One of the reasons the network neutrality debate is so murky is that relatively few people understand the mechanics of traffic discrimination. I think that in reasoning about net neutrality it helps to understand how discrimination would actually be put into practice. That’s what I want to explain today. Don’t worry, the details aren’t very complicated.
Think of the Internet as a set of routers (think: metal boxes with electronics inside) connected by links (think: long wires). Packets of data get passed from one router to another, via links. A packet is forwarded from router to router, until it arrives at its destination.
Focus now on a single router. It has several incoming links on which packets arrive, and several outgoing links on which it can send packets. When a packet shows up on an incoming link, the router will figure out (by methods I won’t describe here) on which outgoing link the packet should be forwarded. If that outgoing link is free, the packet can be sent out on it immediately. But if the outgoing link is busy transmitting another packet, the newly arrived packet will have to wait – it will be “buffered” in the router’s memory, waiting its turn until the outgoing link is free.
Buffering lets the router deal with temporary surges in traffic. But if packets keep showing up faster than they can be sent out on some outgoing link, the number of buffered packets will grow and grow, and eventually the router will run out of buffer memory.
At that point, if one more packet shows up, the router has no choice but to discard a packet. It can discard the newly arriving packet, or it can make room for the new packet by discarding something else. But something has to be discarded.
(This is one illustration of the “best effort” principle, which is one of the clever engineering decisions that made the Internet feasible. The Internet will do its best to deliver each packet promptly, but it doesn’t make any guarantees. It’s up to software that uses the Internet Protocol to detect dropped packets and recover. The software you’re using to retrieve these words can, and probably often does, recover from dropped packets.)
When a router is forced to discard a packet, it can discard any packet it likes. One possibility is that it assigns priorities to the packets, and always discards the packet with lowest priority.

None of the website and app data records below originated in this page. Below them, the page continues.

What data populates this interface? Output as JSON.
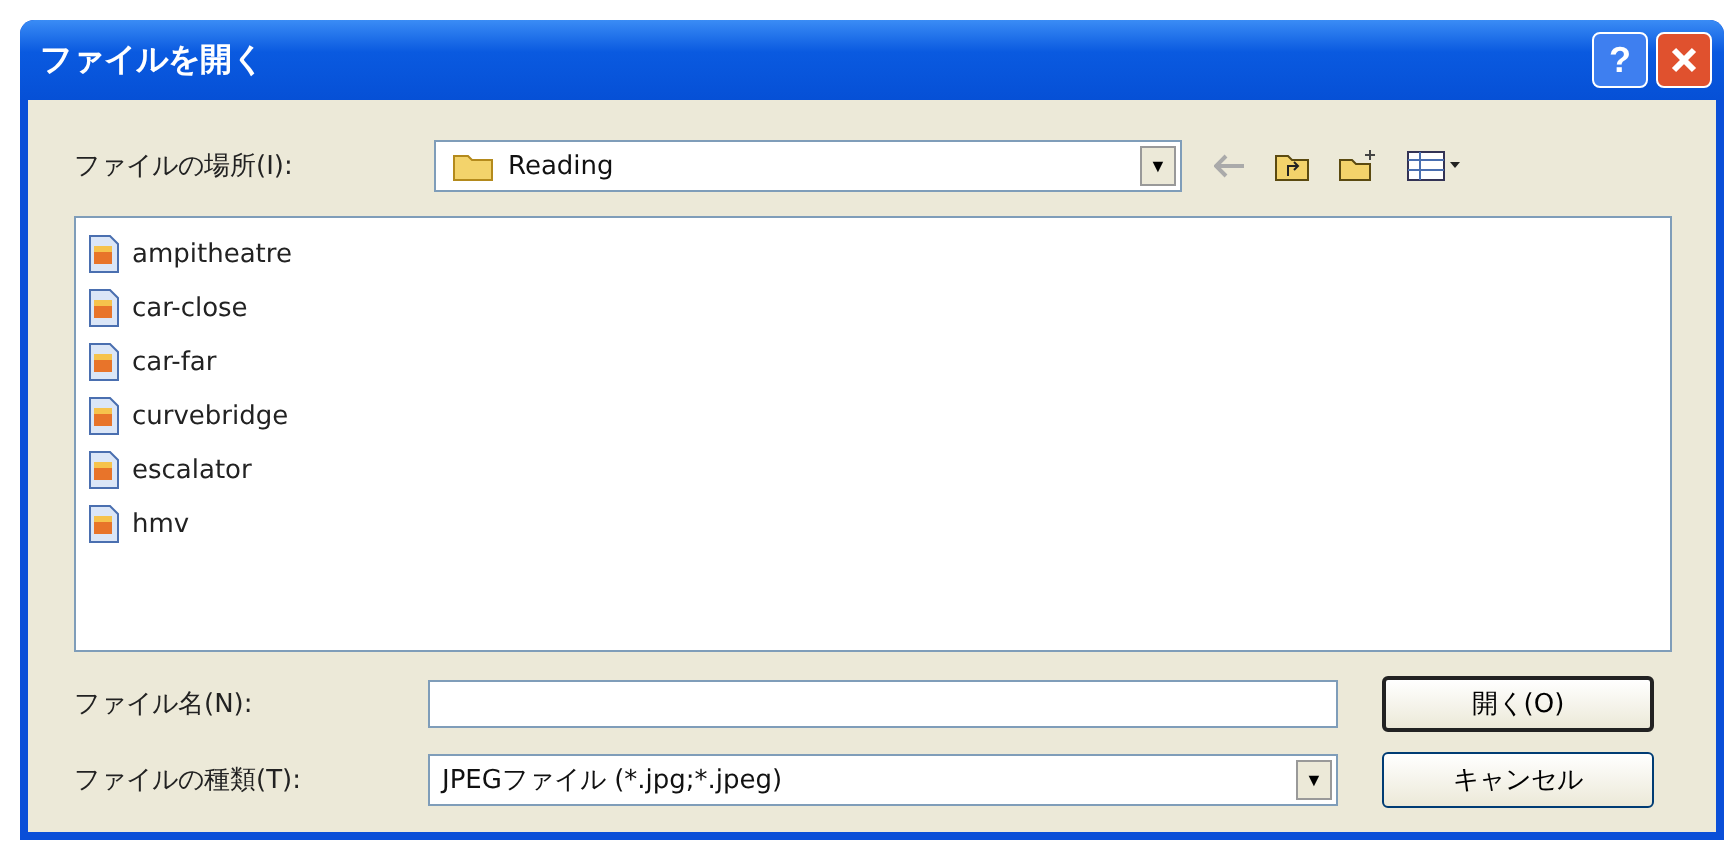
{
  "window": {
    "title": "ファイルを開く",
    "help_button": "?"
  },
  "location": {
    "label": "ファイルの場所(I):",
    "value": "Reading",
    "dropdown": "▼"
  },
  "files": [
    {
      "name": "ampitheatre"
    },
    {
      "name": "car-close"
    },
    {
      "name": "car-far"
    },
    {
      "name": "curvebridge"
    },
    {
      "name": "escalator"
    },
    {
      "name": "hmv"
    }
  ],
  "file_name": {
    "label": "ファイル名(N):"
  },
  "file_type": {
    "label": "ファイルの種類(T):",
    "value": "JPEGファイル (*.jpg;*.jpeg)",
    "dropdown": "▼"
  },
  "buttons": [
    {
      "label": "開く(O)",
      "default": true
    },
    {
      "label": "キャンセル",
      "default": false
    }
  ]
}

The technology doesn’t constrain how packets are prioritized, as long as there is some quick way to find the lowest-priority packet when it becomes necessary to discard something.
This mechanism defines one type of network discrimination, which prioritizes packets and discards low-priority packets first, but only discards packets when that is absolutely necessary. I’ll call it minimal discrimination, because it only discriminates when it can’t serve everybody.
With minimal discrimination, if the network is not crowded, lots of low-priority packets can get through. Only when there is an unavoidable conflict with high-priority packets is a low-priority packet inconvenienced.
Contrast this with another, more drastic form of discrimination, which discards some low-priority packets even when it is possible to forward or deliver every packet. A network might, for example, limit low-priority packets to 20% of the network’s capacity, even if part of the other 80% is idle. I’ll call this non-minimal discrimination.
One of the basic questions to ask about any network discrimination regime is whether it is minimal in this sense. And one of the basic questions to ask about any rule limiting discrimination is how it applies to minimal versus non-minimal discrimination. We can imagine a rule, for example, that allows minimal discrimination but limits or bans non-minimal discrimination.
This distinction matters, I think, because minimal and non-minimal discrimination are supported by different arguments. Minimal discrimination may be an engineering necessity. But non-minimal discrimination is not technologically necessary – it makes service worse for low-priority packets, but doesn’t help high-priority packets – so it could only be justified by a more complicated economic argument, for example that non-minimal discrimination allows forms of price discrimination that increase social welfare. Vague arguments that you have to reserve some fraction of capacity for some purpose won’t cut it.
[Postscript for networking geeks: You might complain that it matters not only which packets are dropped but also which packets are forwarded first, and so on. True enough. I simplified things a bit to fit within a blog post; but it should be fairly obvious how to expand the principle I’m describing here to deal with the issues you’re raising.]